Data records
Content starts

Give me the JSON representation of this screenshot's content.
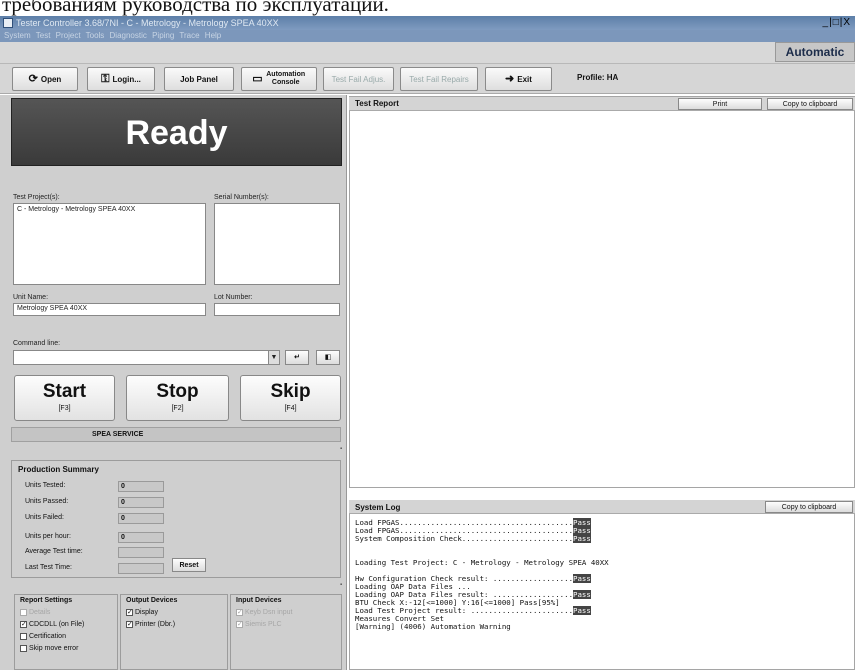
{
  "caption": "требованиям руководства по эксплуатации.",
  "window": {
    "title": "Tester Controller 3.68/7NI - C - Metrology - Metrology SPEA 40XX",
    "controls": "_|□|X"
  },
  "menu": "System  Test Project  Tools  Diagnostic  Piping Trace  Help",
  "mode_badge": "Automatic",
  "toolbar": {
    "open": "Open",
    "login": "Login...",
    "job_panel": "Job Panel",
    "automation_console": "Automation Console",
    "test_fail_adjust": "Test Fail Adjus.",
    "test_fail_repairs": "Test Fail Repairs",
    "exit": "Exit",
    "profile": "Profile: HA"
  },
  "status_banner": "Ready",
  "fields": {
    "test_project_label": "Test Project(s):",
    "test_project_value": "C - Metrology - Metrology SPEA 40XX",
    "serial_label": "Serial Number(s):",
    "serial_value": "",
    "unit_name_label": "Unit Name:",
    "unit_name_value": "Metrology SPEA 40XX",
    "lot_label": "Lot Number:",
    "lot_value": "",
    "command_label": "Command line:"
  },
  "buttons": {
    "start": "Start",
    "start_key": "[F3]",
    "stop": "Stop",
    "stop_key": "[F2]",
    "skip": "Skip",
    "skip_key": "[F4]"
  },
  "service_text": "SPEA SERVICE",
  "production": {
    "title": "Production Summary",
    "tested_label": "Units Tested:",
    "tested": "0",
    "passed_label": "Units Passed:",
    "passed": "0",
    "failed_label": "Units Failed:",
    "failed": "0",
    "per_hour_label": "Units per hour:",
    "per_hour": "0",
    "avg_label": "Average Test time:",
    "avg": "",
    "last_label": "Last Test Time:",
    "last": "",
    "reset": "Reset"
  },
  "report_settings": {
    "title": "Report Settings",
    "opts": [
      {
        "label": "Details",
        "checked": false,
        "disabled": true
      },
      {
        "label": "CDCDLL (on File)",
        "checked": true,
        "disabled": false
      },
      {
        "label": "Certification",
        "checked": false,
        "disabled": false
      },
      {
        "label": "Skip move error",
        "checked": false,
        "disabled": false
      }
    ]
  },
  "output_devices": {
    "title": "Output Devices",
    "opts": [
      {
        "label": "Display",
        "checked": true
      },
      {
        "label": "Printer (Dbr.)",
        "checked": true
      }
    ]
  },
  "input_devices": {
    "title": "Input Devices",
    "opts": [
      {
        "label": "Keyb Dsn input",
        "checked": true
      },
      {
        "label": "Siemis PLC",
        "checked": true
      }
    ]
  },
  "test_report": {
    "title": "Test Report",
    "print": "Print",
    "copy": "Copy to clipboard"
  },
  "system_log": {
    "title": "System Log",
    "copy": "Copy to clipboard",
    "lines": [
      {
        "text": "Load FPGAS.......................................",
        "status": "Pass"
      },
      {
        "text": "Load FPGAS.......................................",
        "status": "Pass"
      },
      {
        "text": "System Composition Check.........................",
        "status": "Pass"
      },
      {
        "text": "",
        "status": ""
      },
      {
        "text": "",
        "status": ""
      },
      {
        "text": "Loading Test Project: C - Metrology - Metrology SPEA 40XX",
        "status": ""
      },
      {
        "text": "",
        "status": ""
      },
      {
        "text": "Hw Configuration Check result: ..................",
        "status": "Pass"
      },
      {
        "text": "Loading OAP Data Files ...",
        "status": ""
      },
      {
        "text": "Loading OAP Data Files result: ..................",
        "status": "Pass"
      },
      {
        "text": "BTU Check X:-12[<=1000] Y:16[<=1000] Pass[95%]",
        "status": ""
      },
      {
        "text": "Load Test Project result: .......................",
        "status": "Pass"
      },
      {
        "text": "Measures Convert Set",
        "status": ""
      },
      {
        "text": "[Warning] (4006) Automation Warning",
        "status": ""
      }
    ]
  }
}
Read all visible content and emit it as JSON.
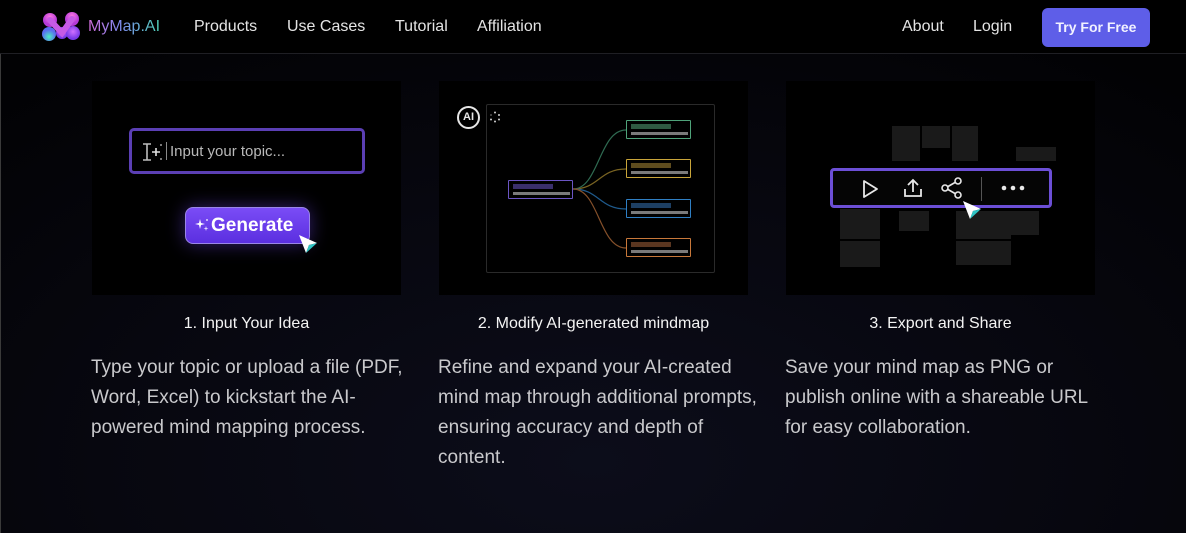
{
  "nav": {
    "brand": "MyMap.AI",
    "links": [
      "Products",
      "Use Cases",
      "Tutorial",
      "Affiliation"
    ],
    "right_links": [
      "About",
      "Login"
    ],
    "cta_label": "Try For Free",
    "cta_color": "#5e5ee8"
  },
  "steps": [
    {
      "title": "1. Input Your Idea",
      "description": "Type your topic or upload a file (PDF, Word, Excel) to kickstart the AI-powered mind mapping process.",
      "illustration": {
        "input_placeholder": "Input your topic...",
        "button_label": "Generate",
        "icons": [
          "text-cursor-sparkle-icon",
          "sparkle-icon",
          "mouse-cursor-icon"
        ]
      }
    },
    {
      "title": "2. Modify AI-generated mindmap",
      "description": "Refine and expand your AI-created mind map through additional prompts, ensuring accuracy and depth of content.",
      "illustration": {
        "badge": "AI",
        "icons": [
          "ai-badge-icon",
          "loading-spinner-icon"
        ],
        "node_colors": {
          "root": "#6b55c4",
          "branches": [
            "#4fa37a",
            "#c9a53a",
            "#2f7fc4",
            "#c8783a"
          ]
        }
      }
    },
    {
      "title": "3. Export and Share",
      "description": "Save your mind map as PNG or publish online with a shareable URL for easy collaboration.",
      "illustration": {
        "toolbar_icons": [
          "play-icon",
          "upload-icon",
          "share-icon",
          "more-icon"
        ]
      }
    }
  ]
}
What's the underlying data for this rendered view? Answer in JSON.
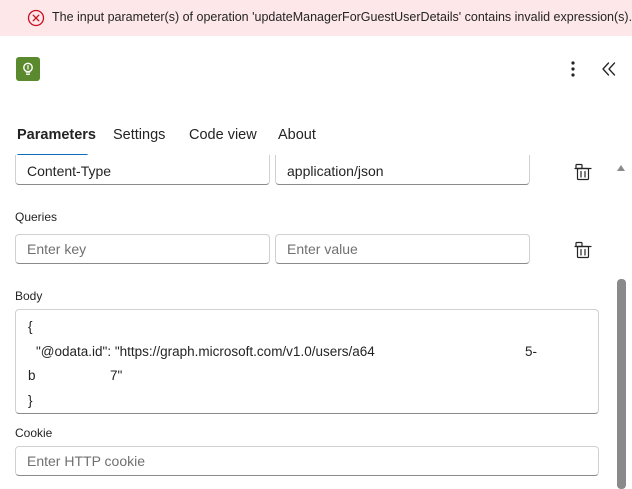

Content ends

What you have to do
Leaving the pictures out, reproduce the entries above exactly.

Exercise output
Give me the JSON representation of this screenshot's content.
{
  "caption": "требованиям руководства по эксплуатации.",
  "window": {
    "title": "Tester Controller 3.68/7NI - C - Metrology - Metrology SPEA 40XX",
    "controls": "_|□|X"
  },
  "menu": "System  Test Project  Tools  Diagnostic  Piping Trace  Help",
  "mode_badge": "Automatic",
  "toolbar": {
    "open": "Open",
    "login": "Login...",
    "job_panel": "Job Panel",
    "automation_console": "Automation Console",
    "test_fail_adjust": "Test Fail Adjus.",
    "test_fail_repairs": "Test Fail Repairs",
    "exit": "Exit",
    "profile": "Profile: HA"
  },
  "status_banner": "Ready",
  "fields": {
    "test_project_label": "Test Project(s):",
    "test_project_value": "C - Metrology - Metrology SPEA 40XX",
    "serial_label": "Serial Number(s):",
    "serial_value": "",
    "unit_name_label": "Unit Name:",
    "unit_name_value": "Metrology SPEA 40XX",
    "lot_label": "Lot Number:",
    "lot_value": "",
    "command_label": "Command line:"
  },
  "buttons": {
    "start": "Start",
    "start_key": "[F3]",
    "stop": "Stop",
    "stop_key": "[F2]",
    "skip": "Skip",
    "skip_key": "[F4]"
  },
  "service_text": "SPEA SERVICE",
  "production": {
    "title": "Production Summary",
    "tested_label": "Units Tested:",
    "tested": "0",
    "passed_label": "Units Passed:",
    "passed": "0",
    "failed_label": "Units Failed:",
    "failed": "0",
    "per_hour_label": "Units per hour:",
    "per_hour": "0",
    "avg_label": "Average Test time:",
    "avg": "",
    "last_label": "Last Test Time:",
    "last": "",
    "reset": "Reset"
  },
  "report_settings": {
    "title": "Report Settings",
    "opts": [
      {
        "label": "Details",
        "checked": false,
        "disabled": true
      },
      {
        "label": "CDCDLL (on File)",
        "checked": true,
        "disabled": false
      },
      {
        "label": "Certification",
        "checked": false,
        "disabled": false
      },
      {
        "label": "Skip move error",
        "checked": false,
        "disabled": false
      }
    ]
  },
  "output_devices": {
    "title": "Output Devices",
    "opts": [
      {
        "label": "Display",
        "checked": true
      },
      {
        "label": "Printer (Dbr.)",
        "checked": true
      }
    ]
  },
  "input_devices": {
    "title": "Input Devices",
    "opts": [
      {
        "label": "Keyb Dsn input",
        "checked": true
      },
      {
        "label": "Siemis PLC",
        "checked": true
      }
    ]
  },
  "test_report": {
    "title": "Test Report",
    "print": "Print",
    "copy": "Copy to clipboard"
  },
  "system_log": {
    "title": "System Log",
    "copy": "Copy to clipboard",
    "lines": [
      {
        "text": "Load FPGAS.......................................",
        "status": "Pass"
      },
      {
        "text": "Load FPGAS.......................................",
        "status": "Pass"
      },
      {
        "text": "System Composition Check.........................",
        "status": "Pass"
      },
      {
        "text": "",
        "status": ""
      },
      {
        "text": "",
        "status": ""
      },
      {
        "text": "Loading Test Project: C - Metrology - Metrology SPEA 40XX",
        "status": ""
      },
      {
        "text": "",
        "status": ""
      },
      {
        "text": "Hw Configuration Check result: ..................",
        "status": "Pass"
      },
      {
        "text": "Loading OAP Data Files ...",
        "status": ""
      },
      {
        "text": "Loading OAP Data Files result: ..................",
        "status": "Pass"
      },
      {
        "text": "BTU Check X:-12[<=1000] Y:16[<=1000] Pass[95%]",
        "status": ""
      },
      {
        "text": "Load Test Project result: .......................",
        "status": "Pass"
      },
      {
        "text": "Measures Convert Set",
        "status": ""
      },
      {
        "text": "[Warning] (4006) Automation Warning",
        "status": ""
      }
    ]
  }
}
Read all visible content and emit it as JSON.
{
  "nav": {
    "brand": "MyMap.AI",
    "links": [
      "Products",
      "Use Cases",
      "Tutorial",
      "Affiliation"
    ],
    "right_links": [
      "About",
      "Login"
    ],
    "cta_label": "Try For Free",
    "cta_color": "#5e5ee8"
  },
  "steps": [
    {
      "title": "1. Input Your Idea",
      "description": "Type your topic or upload a file (PDF, Word, Excel) to kickstart the AI-powered mind mapping process.",
      "illustration": {
        "input_placeholder": "Input your topic...",
        "button_label": "Generate",
        "icons": [
          "text-cursor-sparkle-icon",
          "sparkle-icon",
          "mouse-cursor-icon"
        ]
      }
    },
    {
      "title": "2. Modify AI-generated mindmap",
      "description": "Refine and expand your AI-created mind map through additional prompts, ensuring accuracy and depth of content.",
      "illustration": {
        "badge": "AI",
        "icons": [
          "ai-badge-icon",
          "loading-spinner-icon"
        ],
        "node_colors": {
          "root": "#6b55c4",
          "branches": [
            "#4fa37a",
            "#c9a53a",
            "#2f7fc4",
            "#c8783a"
          ]
        }
      }
    },
    {
      "title": "3. Export and Share",
      "description": "Save your mind map as PNG or publish online with a shareable URL for easy collaboration.",
      "illustration": {
        "toolbar_icons": [
          "play-icon",
          "upload-icon",
          "share-icon",
          "more-icon"
        ]
      }
    }
  ]
}
What's the underlying data for this rendered view? Answer in JSON.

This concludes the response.